GOAL OF THE EXERCISE: Give back every record that follows, exactly as written.

++++ GIVEN DATA ++++

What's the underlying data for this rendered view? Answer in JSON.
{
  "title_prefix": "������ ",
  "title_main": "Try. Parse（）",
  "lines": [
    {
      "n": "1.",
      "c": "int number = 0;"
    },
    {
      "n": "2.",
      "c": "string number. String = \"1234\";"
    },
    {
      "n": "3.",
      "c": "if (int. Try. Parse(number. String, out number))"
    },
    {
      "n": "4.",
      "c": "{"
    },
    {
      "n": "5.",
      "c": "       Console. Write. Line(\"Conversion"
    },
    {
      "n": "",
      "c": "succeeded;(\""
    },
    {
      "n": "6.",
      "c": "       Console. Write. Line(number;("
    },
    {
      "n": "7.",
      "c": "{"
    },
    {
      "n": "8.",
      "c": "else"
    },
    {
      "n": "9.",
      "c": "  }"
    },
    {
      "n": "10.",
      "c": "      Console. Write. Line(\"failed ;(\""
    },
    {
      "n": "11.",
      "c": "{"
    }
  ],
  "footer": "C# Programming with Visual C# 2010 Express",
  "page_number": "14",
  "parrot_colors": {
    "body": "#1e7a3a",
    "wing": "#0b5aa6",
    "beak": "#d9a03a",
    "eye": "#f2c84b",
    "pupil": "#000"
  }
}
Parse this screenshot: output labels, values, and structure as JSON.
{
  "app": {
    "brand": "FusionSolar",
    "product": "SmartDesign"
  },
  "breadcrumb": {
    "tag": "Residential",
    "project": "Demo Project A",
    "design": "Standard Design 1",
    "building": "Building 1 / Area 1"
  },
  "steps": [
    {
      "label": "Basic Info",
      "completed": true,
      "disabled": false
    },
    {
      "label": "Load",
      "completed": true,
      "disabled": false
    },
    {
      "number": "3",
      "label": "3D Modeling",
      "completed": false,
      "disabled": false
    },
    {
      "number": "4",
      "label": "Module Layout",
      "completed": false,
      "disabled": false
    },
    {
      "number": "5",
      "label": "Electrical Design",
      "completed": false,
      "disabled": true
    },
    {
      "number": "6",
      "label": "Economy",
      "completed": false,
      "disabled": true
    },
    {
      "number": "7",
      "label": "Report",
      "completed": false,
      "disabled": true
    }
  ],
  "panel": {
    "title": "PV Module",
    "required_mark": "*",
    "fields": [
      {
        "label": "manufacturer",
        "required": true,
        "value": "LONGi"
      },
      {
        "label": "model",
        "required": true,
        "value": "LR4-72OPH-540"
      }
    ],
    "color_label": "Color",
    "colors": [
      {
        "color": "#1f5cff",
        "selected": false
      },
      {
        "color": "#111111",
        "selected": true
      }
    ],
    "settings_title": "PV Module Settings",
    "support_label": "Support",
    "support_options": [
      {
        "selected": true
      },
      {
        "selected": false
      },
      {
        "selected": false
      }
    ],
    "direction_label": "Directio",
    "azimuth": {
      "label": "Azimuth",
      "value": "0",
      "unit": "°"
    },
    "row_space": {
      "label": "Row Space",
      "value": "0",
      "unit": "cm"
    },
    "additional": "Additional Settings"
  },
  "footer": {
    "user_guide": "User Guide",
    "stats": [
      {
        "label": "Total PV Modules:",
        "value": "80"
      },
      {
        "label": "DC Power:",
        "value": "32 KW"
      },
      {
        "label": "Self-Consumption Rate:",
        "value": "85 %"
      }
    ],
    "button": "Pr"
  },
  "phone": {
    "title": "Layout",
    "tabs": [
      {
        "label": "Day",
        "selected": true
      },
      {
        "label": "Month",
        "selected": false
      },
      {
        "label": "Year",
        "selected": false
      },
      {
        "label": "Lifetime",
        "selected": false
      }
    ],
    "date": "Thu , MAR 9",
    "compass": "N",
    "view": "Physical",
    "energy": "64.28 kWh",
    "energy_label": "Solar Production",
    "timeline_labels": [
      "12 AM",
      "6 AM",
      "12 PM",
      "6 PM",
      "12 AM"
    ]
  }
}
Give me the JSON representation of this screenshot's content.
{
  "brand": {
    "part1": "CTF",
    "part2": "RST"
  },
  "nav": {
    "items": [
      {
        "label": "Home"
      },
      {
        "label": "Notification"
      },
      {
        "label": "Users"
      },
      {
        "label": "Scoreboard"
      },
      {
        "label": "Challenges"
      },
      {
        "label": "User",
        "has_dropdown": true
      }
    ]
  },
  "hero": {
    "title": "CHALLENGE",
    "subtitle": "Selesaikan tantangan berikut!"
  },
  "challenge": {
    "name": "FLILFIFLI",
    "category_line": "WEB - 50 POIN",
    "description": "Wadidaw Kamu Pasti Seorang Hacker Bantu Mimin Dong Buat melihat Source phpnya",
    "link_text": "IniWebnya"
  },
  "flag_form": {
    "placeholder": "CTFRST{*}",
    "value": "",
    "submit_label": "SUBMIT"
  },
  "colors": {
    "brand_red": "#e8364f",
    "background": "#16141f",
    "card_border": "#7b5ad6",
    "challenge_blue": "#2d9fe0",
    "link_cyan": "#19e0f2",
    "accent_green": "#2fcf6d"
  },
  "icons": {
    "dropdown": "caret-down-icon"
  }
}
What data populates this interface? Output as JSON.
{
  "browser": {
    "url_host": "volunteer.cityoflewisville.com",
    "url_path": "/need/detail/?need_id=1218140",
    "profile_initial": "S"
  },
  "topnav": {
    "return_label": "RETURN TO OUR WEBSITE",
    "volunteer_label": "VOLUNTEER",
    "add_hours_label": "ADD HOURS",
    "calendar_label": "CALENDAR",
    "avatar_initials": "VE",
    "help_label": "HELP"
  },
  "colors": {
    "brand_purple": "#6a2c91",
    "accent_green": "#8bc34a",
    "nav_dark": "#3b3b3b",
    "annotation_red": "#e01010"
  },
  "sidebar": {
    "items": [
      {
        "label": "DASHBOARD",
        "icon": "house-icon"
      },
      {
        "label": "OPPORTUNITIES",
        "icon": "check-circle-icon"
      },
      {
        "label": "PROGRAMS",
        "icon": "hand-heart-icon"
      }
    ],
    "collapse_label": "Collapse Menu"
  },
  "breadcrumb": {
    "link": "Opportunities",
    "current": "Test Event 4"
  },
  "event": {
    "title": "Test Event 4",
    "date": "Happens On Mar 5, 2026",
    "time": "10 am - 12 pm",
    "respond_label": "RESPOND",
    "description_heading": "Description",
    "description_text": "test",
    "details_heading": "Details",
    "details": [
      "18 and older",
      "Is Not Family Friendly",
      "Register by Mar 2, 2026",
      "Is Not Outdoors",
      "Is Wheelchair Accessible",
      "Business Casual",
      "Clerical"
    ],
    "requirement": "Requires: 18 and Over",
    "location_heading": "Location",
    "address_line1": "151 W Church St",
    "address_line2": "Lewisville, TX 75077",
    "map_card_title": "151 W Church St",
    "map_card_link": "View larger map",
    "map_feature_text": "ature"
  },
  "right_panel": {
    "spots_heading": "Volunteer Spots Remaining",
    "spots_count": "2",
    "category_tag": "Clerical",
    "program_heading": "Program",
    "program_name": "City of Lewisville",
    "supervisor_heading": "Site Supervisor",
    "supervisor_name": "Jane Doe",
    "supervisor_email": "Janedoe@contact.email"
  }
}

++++

WORKED SOLUTION:
What's the underlying data for this rendered view? Answer in JSON.
{
  "title_prefix": "������ ",
  "title_main": "Try. Parse（）",
  "lines": [
    {
      "n": "1.",
      "c": "int number = 0;"
    },
    {
      "n": "2.",
      "c": "string number. String = \"1234\";"
    },
    {
      "n": "3.",
      "c": "if (int. Try. Parse(number. String, out number))"
    },
    {
      "n": "4.",
      "c": "{"
    },
    {
      "n": "5.",
      "c": "       Console. Write. Line(\"Conversion"
    },
    {
      "n": "",
      "c": "succeeded;(\""
    },
    {
      "n": "6.",
      "c": "       Console. Write. Line(number;("
    },
    {
      "n": "7.",
      "c": "{"
    },
    {
      "n": "8.",
      "c": "else"
    },
    {
      "n": "9.",
      "c": "  }"
    },
    {
      "n": "10.",
      "c": "      Console. Write. Line(\"failed ;(\""
    },
    {
      "n": "11.",
      "c": "{"
    }
  ],
  "footer": "C# Programming with Visual C# 2010 Express",
  "page_number": "14",
  "parrot_colors": {
    "body": "#1e7a3a",
    "wing": "#0b5aa6",
    "beak": "#d9a03a",
    "eye": "#f2c84b",
    "pupil": "#000"
  }
}
Parse this screenshot: output labels, values, and structure as JSON.
{
  "app": {
    "brand": "FusionSolar",
    "product": "SmartDesign"
  },
  "breadcrumb": {
    "tag": "Residential",
    "project": "Demo Project A",
    "design": "Standard Design 1",
    "building": "Building 1 / Area 1"
  },
  "steps": [
    {
      "label": "Basic Info",
      "completed": true,
      "disabled": false
    },
    {
      "label": "Load",
      "completed": true,
      "disabled": false
    },
    {
      "number": "3",
      "label": "3D Modeling",
      "completed": false,
      "disabled": false
    },
    {
      "number": "4",
      "label": "Module Layout",
      "completed": false,
      "disabled": false
    },
    {
      "number": "5",
      "label": "Electrical Design",
      "completed": false,
      "disabled": true
    },
    {
      "number": "6",
      "label": "Economy",
      "completed": false,
      "disabled": true
    },
    {
      "number": "7",
      "label": "Report",
      "completed": false,
      "disabled": true
    }
  ],
  "panel": {
    "title": "PV Module",
    "required_mark": "*",
    "fields": [
      {
        "label": "manufacturer",
        "required": true,
        "value": "LONGi"
      },
      {
        "label": "model",
        "required": true,
        "value": "LR4-72OPH-540"
      }
    ],
    "color_label": "Color",
    "colors": [
      {
        "color": "#1f5cff",
        "selected": false
      },
      {
        "color": "#111111",
        "selected": true
      }
    ],
    "settings_title": "PV Module Settings",
    "support_label": "Support",
    "support_options": [
      {
        "selected": true
      },
      {
        "selected": false
      },
      {
        "selected": false
      }
    ],
    "direction_label": "Directio",
    "azimuth": {
      "label": "Azimuth",
      "value": "0",
      "unit": "°"
    },
    "row_space": {
      "label": "Row Space",
      "value": "0",
      "unit": "cm"
    },
    "additional": "Additional Settings"
  },
  "footer": {
    "user_guide": "User Guide",
    "stats": [
      {
        "label": "Total PV Modules:",
        "value": "80"
      },
      {
        "label": "DC Power:",
        "value": "32 KW"
      },
      {
        "label": "Self-Consumption Rate:",
        "value": "85 %"
      }
    ],
    "button": "Pr"
  },
  "phone": {
    "title": "Layout",
    "tabs": [
      {
        "label": "Day",
        "selected": true
      },
      {
        "label": "Month",
        "selected": false
      },
      {
        "label": "Year",
        "selected": false
      },
      {
        "label": "Lifetime",
        "selected": false
      }
    ],
    "date": "Thu , MAR 9",
    "compass": "N",
    "view": "Physical",
    "energy": "64.28 kWh",
    "energy_label": "Solar Production",
    "timeline_labels": [
      "12 AM",
      "6 AM",
      "12 PM",
      "6 PM",
      "12 AM"
    ]
  }
}
Give me the JSON representation of this screenshot's content.
{
  "brand": {
    "part1": "CTF",
    "part2": "RST"
  },
  "nav": {
    "items": [
      {
        "label": "Home"
      },
      {
        "label": "Notification"
      },
      {
        "label": "Users"
      },
      {
        "label": "Scoreboard"
      },
      {
        "label": "Challenges"
      },
      {
        "label": "User",
        "has_dropdown": true
      }
    ]
  },
  "hero": {
    "title": "CHALLENGE",
    "subtitle": "Selesaikan tantangan berikut!"
  },
  "challenge": {
    "name": "FLILFIFLI",
    "category_line": "WEB - 50 POIN",
    "description": "Wadidaw Kamu Pasti Seorang Hacker Bantu Mimin Dong Buat melihat Source phpnya",
    "link_text": "IniWebnya"
  },
  "flag_form": {
    "placeholder": "CTFRST{*}",
    "value": "",
    "submit_label": "SUBMIT"
  },
  "colors": {
    "brand_red": "#e8364f",
    "background": "#16141f",
    "card_border": "#7b5ad6",
    "challenge_blue": "#2d9fe0",
    "link_cyan": "#19e0f2",
    "accent_green": "#2fcf6d"
  },
  "icons": {
    "dropdown": "caret-down-icon"
  }
}
What data populates this interface? Output as JSON.
{
  "browser": {
    "url_host": "volunteer.cityoflewisville.com",
    "url_path": "/need/detail/?need_id=1218140",
    "profile_initial": "S"
  },
  "topnav": {
    "return_label": "RETURN TO OUR WEBSITE",
    "volunteer_label": "VOLUNTEER",
    "add_hours_label": "ADD HOURS",
    "calendar_label": "CALENDAR",
    "avatar_initials": "VE",
    "help_label": "HELP"
  },
  "colors": {
    "brand_purple": "#6a2c91",
    "accent_green": "#8bc34a",
    "nav_dark": "#3b3b3b",
    "annotation_red": "#e01010"
  },
  "sidebar": {
    "items": [
      {
        "label": "DASHBOARD",
        "icon": "house-icon"
      },
      {
        "label": "OPPORTUNITIES",
        "icon": "check-circle-icon"
      },
      {
        "label": "PROGRAMS",
        "icon": "hand-heart-icon"
      }
    ],
    "collapse_label": "Collapse Menu"
  },
  "breadcrumb": {
    "link": "Opportunities",
    "current": "Test Event 4"
  },
  "event": {
    "title": "Test Event 4",
    "date": "Happens On Mar 5, 2026",
    "time": "10 am - 12 pm",
    "respond_label": "RESPOND",
    "description_heading": "Description",
    "description_text": "test",
    "details_heading": "Details",
    "details": [
      "18 and older",
      "Is Not Family Friendly",
      "Register by Mar 2, 2026",
      "Is Not Outdoors",
      "Is Wheelchair Accessible",
      "Business Casual",
      "Clerical"
    ],
    "requirement": "Requires: 18 and Over",
    "location_heading": "Location",
    "address_line1": "151 W Church St",
    "address_line2": "Lewisville, TX 75077",
    "map_card_title": "151 W Church St",
    "map_card_link": "View larger map",
    "map_feature_text": "ature"
  },
  "right_panel": {
    "spots_heading": "Volunteer Spots Remaining",
    "spots_count": "2",
    "category_tag": "Clerical",
    "program_heading": "Program",
    "program_name": "City of Lewisville",
    "supervisor_heading": "Site Supervisor",
    "supervisor_name": "Jane Doe",
    "supervisor_email": "Janedoe@contact.email"
  }
}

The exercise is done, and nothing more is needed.